I began looking for towns with breakwaters in coastal Alaskan and quickly ruled out the Aleutian Islands due to the lack of tall, coniferous trees visible in this week’s image. After looking at coastal towns in Southcentral and Southeastern Alaska with populations large enough to support a paved parking lot (there aren’t many towns meeting this criteria), I finally found an image of Crescent Harbor with a mountain range that matched the background of the VFYW image. Searching for additional evidence that Crescent Harbor was the correct location, this image confirmed my guess due to the odd rain shelter structure visible in the VFYW image.
Because the perspective of both these Crescent Harbor photographs were similar to that of the VFYW image, I used Google Earth to navigate to the most likely location of the VFYW: somewhere along Lincoln Street. Google Maps yielded a great clue, because at 407 Lincoln Street the aerial view of Sitka shows a business named “Goldsmith Gallery” in the approximate location that the photograph was taken from – the left of the VFYW image clearly shows two words ending with the letters “TH” and “Y.” Additional inspection of the Google Earth satellite imagery showed that the eastern section of the building at 407 Lincoln Street either had an awning or projected further out toward Lincoln Street than the western section of the building. Because Google Streetview has not yet captured Sitka, it was difficult to find a clear shot of 407 Lincoln Street’s facade, but an image search of the building revealed this photograph of the eastern part of the building’s facade which clearly shows the building’s second story protruding further than its first story.
The paint color and wood pattern of this facade matched that of the protruding area in the VFYW image, so now I just needed to find an image of the western part of 407 Lincoln Street which contains the exact window from which the photograph was taken.
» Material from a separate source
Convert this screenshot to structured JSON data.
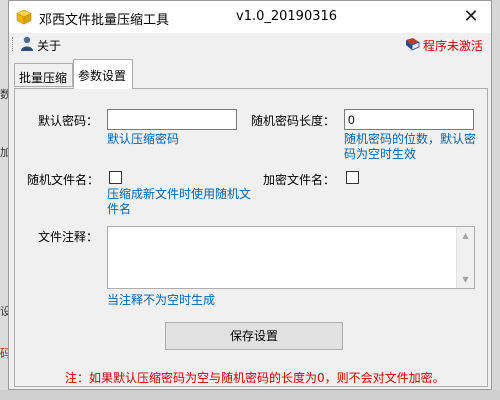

Luckily, I stumbled across this image which is a reverse-angle shot of the VFYW image, including the breakwater, the rain shelter, and the two different facades of the 407 Lincoln Street building. The photograph was shot from the building slightly left of center with a horizontal blue band painted above its windows, second floor, window furthest to the right (see attached image “SitkaExactWindow.jpg”).
So, the final location is the second story of 407 Lincoln St., the window just to the west of the protruding facade, Sitka, Alaska, United States. Tracking this window down was way too much fun!
Dozens of readers knew the correct window in Sitka, but the following reader had the best case for a tie breaker:
Okay, so you’ll probably get a ton of correct answers, but this is my fourth (I previously got Paris, Dili, and Tallinn) and I started the VFYW league you posted about (which is still going strong!).
The answer is Sitka, Alaska. The license plate started my search, but the lettering on the building seals it – the pink building is the “McDonald’s Bayview Trading Company” building that houses on the upper floor “Goldsmith Gallery,” the last letters of each word visible in the lettering. The window is the first window on the second floor directly to the left of the brick wall. (Incidentally this lettering used to read Russian American Company instead of Goldsmith Gallery, giving the picture a little “Russia from my doorstep” feel to the contest this week!) I’ve also included a map: